***** RECORDS PROVIDED *****

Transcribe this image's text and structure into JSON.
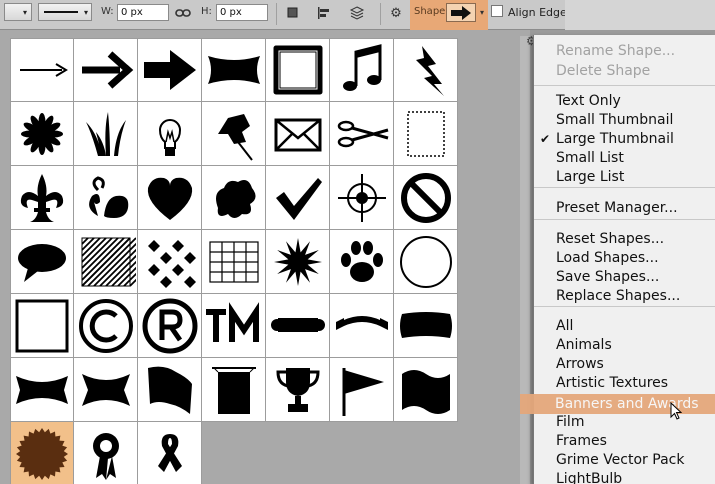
{
  "options_bar": {
    "w_label": "W:",
    "w_value": "0 px",
    "h_label": "H:",
    "h_value": "0 px",
    "shape_label": "Shape:",
    "align_edges_label": "Align Edges"
  },
  "shapes": [
    [
      "arrow-thin-icon",
      "arrow-bold-icon",
      "arrow-heavy-icon",
      "banner-bow-icon",
      "frame-rough-icon",
      "music-notes-icon",
      "lightning-icon"
    ],
    [
      "flower-burst-icon",
      "grass-icon",
      "light-bulb-icon",
      "push-pin-icon",
      "envelope-icon",
      "scissors-icon",
      "stamp-frame-icon"
    ],
    [
      "fleur-de-lis-icon",
      "ornament-icon",
      "heart-icon",
      "blob-icon",
      "checkmark-icon",
      "target-icon",
      "no-symbol-icon"
    ],
    [
      "speech-bubble-icon",
      "stripes-icon",
      "checker-diamonds-icon",
      "grid-icon",
      "starburst-icon",
      "paw-print-icon",
      "circle-frame-icon"
    ],
    [
      "square-frame-icon",
      "copyright-icon",
      "registered-icon",
      "trademark-icon",
      "scroll-banner-icon",
      "ribbon-banner-icon",
      "wavy-banner-icon"
    ],
    [
      "curved-banner-icon",
      "bow-banner-icon",
      "flag-wave-icon",
      "hanging-banner-icon",
      "trophy-icon",
      "pennant-icon",
      "flag-icon"
    ],
    [
      "seal-icon",
      "award-ribbon-icon",
      "awareness-ribbon-icon"
    ]
  ],
  "menu": {
    "items": [
      {
        "label": "Rename Shape...",
        "disabled": true
      },
      {
        "label": "Delete Shape",
        "disabled": true
      },
      {
        "label": "Text Only"
      },
      {
        "label": "Small Thumbnail"
      },
      {
        "label": "Large Thumbnail",
        "checked": true
      },
      {
        "label": "Small List"
      },
      {
        "label": "Large List"
      },
      {
        "label": "Preset Manager..."
      },
      {
        "label": "Reset Shapes..."
      },
      {
        "label": "Load Shapes..."
      },
      {
        "label": "Save Shapes..."
      },
      {
        "label": "Replace Shapes..."
      },
      {
        "label": "All"
      },
      {
        "label": "Animals"
      },
      {
        "label": "Arrows"
      },
      {
        "label": "Artistic Textures"
      },
      {
        "label": "Banners and Awards",
        "highlighted": true
      },
      {
        "label": "Film"
      },
      {
        "label": "Frames"
      },
      {
        "label": "Grime Vector Pack"
      },
      {
        "label": "LightBulb"
      }
    ]
  },
  "colors": {
    "highlight": "#e4a67a",
    "selected_cell": "#f2c08a",
    "seal": "#5a2e10"
  }
}
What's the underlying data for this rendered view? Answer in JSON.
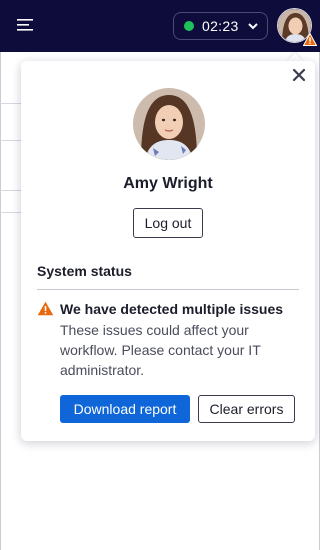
{
  "topbar": {
    "menu_icon": "hamburger-menu-icon",
    "timer": {
      "time": "02:23",
      "status_color": "#1fc15a",
      "chevron_icon": "chevron-down-icon"
    },
    "avatar_badge_icon": "warning-icon"
  },
  "colors": {
    "topbar_bg": "#0e0c3b",
    "primary": "#0f66d9",
    "warning": "#e8690e"
  },
  "profile": {
    "name": "Amy Wright",
    "logout_label": "Log out",
    "close_icon": "close-icon"
  },
  "system_status": {
    "heading": "System status",
    "alert": {
      "icon": "warning-icon",
      "title": "We have detected multiple issues",
      "body": "These issues could affect your workflow. Please contact your IT administrator."
    },
    "actions": {
      "download_label": "Download report",
      "clear_label": "Clear errors"
    }
  }
}
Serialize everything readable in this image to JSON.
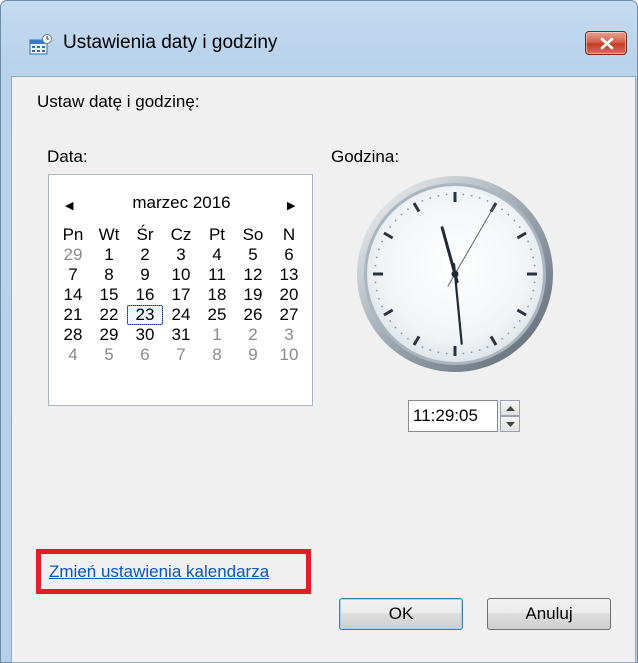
{
  "window": {
    "title": "Ustawienia daty i godziny",
    "close_symbol": "✕"
  },
  "dialog": {
    "heading": "Ustaw datę i godzinę:",
    "date_label": "Data:",
    "time_label": "Godzina:"
  },
  "calendar": {
    "prev_arrow": "◀",
    "next_arrow": "▶",
    "month_year": "marzec 2016",
    "weekdays": [
      "Pn",
      "Wt",
      "Śr",
      "Cz",
      "Pt",
      "So",
      "N"
    ],
    "weeks": [
      [
        "29",
        "1",
        "2",
        "3",
        "4",
        "5",
        "6"
      ],
      [
        "7",
        "8",
        "9",
        "10",
        "11",
        "12",
        "13"
      ],
      [
        "14",
        "15",
        "16",
        "17",
        "18",
        "19",
        "20"
      ],
      [
        "21",
        "22",
        "23",
        "24",
        "25",
        "26",
        "27"
      ],
      [
        "28",
        "29",
        "30",
        "31",
        "1",
        "2",
        "3"
      ],
      [
        "4",
        "5",
        "6",
        "7",
        "8",
        "9",
        "10"
      ]
    ],
    "selected_day": "23"
  },
  "clock": {
    "hours": 11,
    "minutes": 29,
    "seconds": 5
  },
  "time": {
    "value": "11:29:05"
  },
  "link": {
    "text": "Zmień ustawienia kalendarza"
  },
  "buttons": {
    "ok": "OK",
    "cancel": "Anuluj"
  },
  "colors": {
    "link": "#0b55c4",
    "highlight_frame": "#e51b2c"
  }
}
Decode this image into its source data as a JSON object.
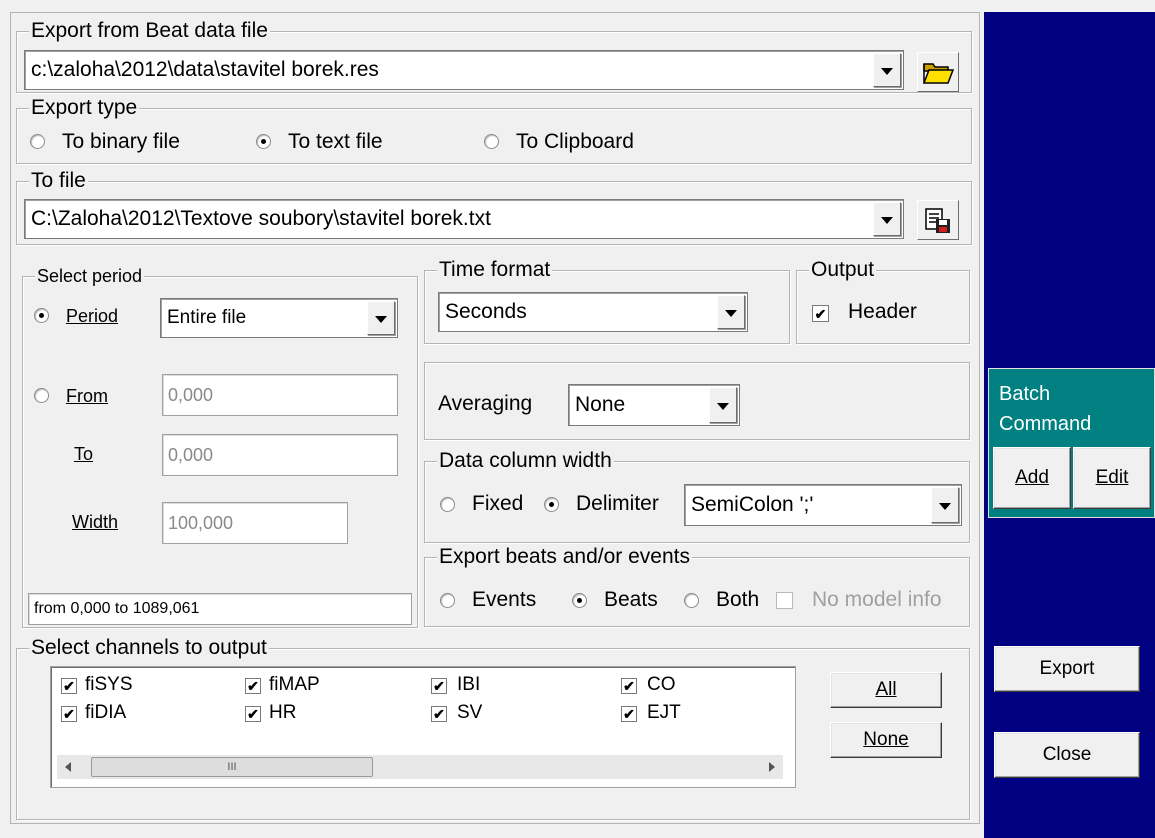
{
  "export_from": {
    "legend": "Export from Beat data file",
    "path": "c:\\zaloha\\2012\\data\\stavitel borek.res",
    "browse_icon": "folder-open-icon"
  },
  "export_type": {
    "legend": "Export type",
    "options": [
      "To binary file",
      "To text file",
      "To Clipboard"
    ],
    "selected": "To text file"
  },
  "to_file": {
    "legend": "To file",
    "path": "C:\\Zaloha\\2012\\Textove soubory\\stavitel borek.txt",
    "save_icon": "save-file-icon"
  },
  "select_period": {
    "legend": "Select period",
    "period_label": "Period",
    "period_value": "Entire file",
    "from_label": "From",
    "from_value": "0,000",
    "to_label": "To",
    "to_value": "0,000",
    "width_label": "Width",
    "width_value": "100,000",
    "summary": "from 0,000 to 1089,061"
  },
  "time_format": {
    "legend": "Time format",
    "value": "Seconds"
  },
  "output": {
    "legend": "Output",
    "header_label": "Header",
    "header_checked": true
  },
  "averaging": {
    "label": "Averaging",
    "value": "None"
  },
  "data_column_width": {
    "legend": "Data column width",
    "fixed_label": "Fixed",
    "delimiter_label": "Delimiter",
    "selected": "Delimiter",
    "delimiter_value": "SemiColon ';'"
  },
  "export_beats_events": {
    "legend": "Export beats and/or events",
    "events_label": "Events",
    "beats_label": "Beats",
    "both_label": "Both",
    "selected": "Beats",
    "no_model_info_label": "No model info"
  },
  "channels": {
    "legend": "Select channels to output",
    "items": [
      "fiSYS",
      "fiMAP",
      "IBI",
      "CO",
      "fiDIA",
      "HR",
      "SV",
      "EJT"
    ],
    "scroll_thumb_grip": "III",
    "all_label": "All",
    "none_label": "None"
  },
  "batch": {
    "title_line1": "Batch",
    "title_line2": "Command",
    "add_label": "Add",
    "edit_label": "Edit"
  },
  "actions": {
    "export_label": "Export",
    "close_label": "Close"
  },
  "colors": {
    "side_panel": "#000080",
    "batch_header": "#008080",
    "dialog_bg": "#f0f0f0"
  }
}
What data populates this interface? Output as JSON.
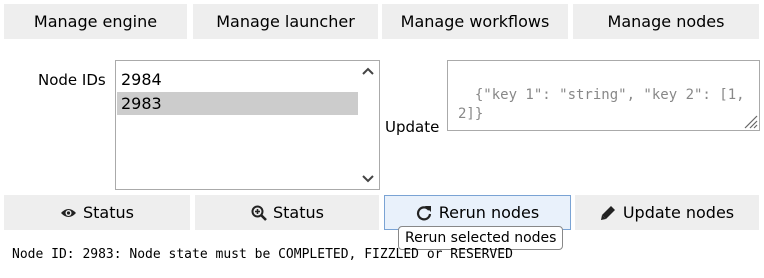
{
  "tabs": [
    {
      "label": "Manage engine"
    },
    {
      "label": "Manage launcher"
    },
    {
      "label": "Manage workflows"
    },
    {
      "label": "Manage nodes"
    }
  ],
  "node_ids": {
    "label": "Node IDs",
    "items": [
      "2984",
      "2983"
    ],
    "selected": "2983"
  },
  "update": {
    "label": "Update",
    "placeholder": "{\"key 1\": \"string\", \"key 2\": [1, 2]}"
  },
  "buttons": {
    "status_label": "Status",
    "status_detail_label": "Status",
    "rerun_label": "Rerun nodes",
    "update_nodes_label": "Update nodes"
  },
  "tooltip": "Rerun selected nodes",
  "status_message": "Node ID: 2983: Node state must be COMPLETED, FIZZLED or RESERVED",
  "icons": {
    "status": "eye-icon",
    "status_detail": "zoom-in-icon",
    "rerun": "redo-icon",
    "update_nodes": "pencil-icon"
  },
  "colors": {
    "button_bg": "#eeeeee",
    "selected_row": "#cccccc",
    "active_border": "#7aa3d4"
  }
}
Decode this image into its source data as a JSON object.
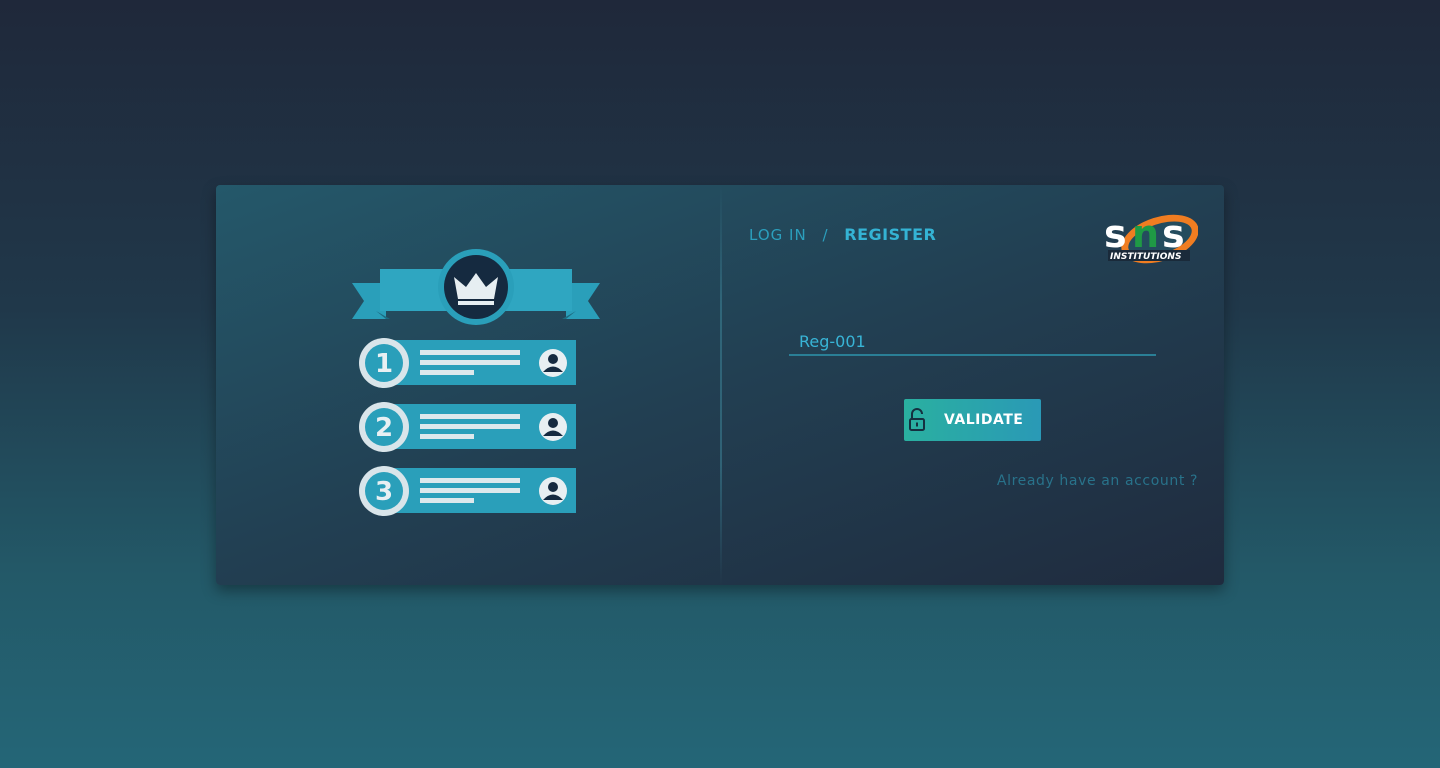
{
  "auth_tabs": {
    "login_label": "LOG IN",
    "separator": "/",
    "register_label": "REGISTER"
  },
  "logo": {
    "wordmark": "sns",
    "subtitle": "INSTITUTIONS"
  },
  "form": {
    "register_number_value": "Reg-001"
  },
  "buttons": {
    "validate_label": "VALIDATE"
  },
  "links": {
    "already_have_account": "Already have an account ?"
  },
  "illustration": {
    "ranks": [
      "1",
      "2",
      "3"
    ],
    "icons": [
      "crown-icon",
      "user-avatar-icon",
      "lock-icon"
    ]
  },
  "colors": {
    "accent": "#2a9fba",
    "button_start": "#2ab0a0",
    "button_end": "#2a99b6",
    "logo_orange": "#f07d21",
    "logo_green": "#1f9a45"
  }
}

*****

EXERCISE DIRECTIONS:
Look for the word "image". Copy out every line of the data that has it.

OUTPUT OF THE TASK:
Transcribe this image's text and structure into JSON.
Serialize everything readable in this image to JSON.
Decode this image into its source data as a JSON object.
Decode this image into its source data as a JSON object.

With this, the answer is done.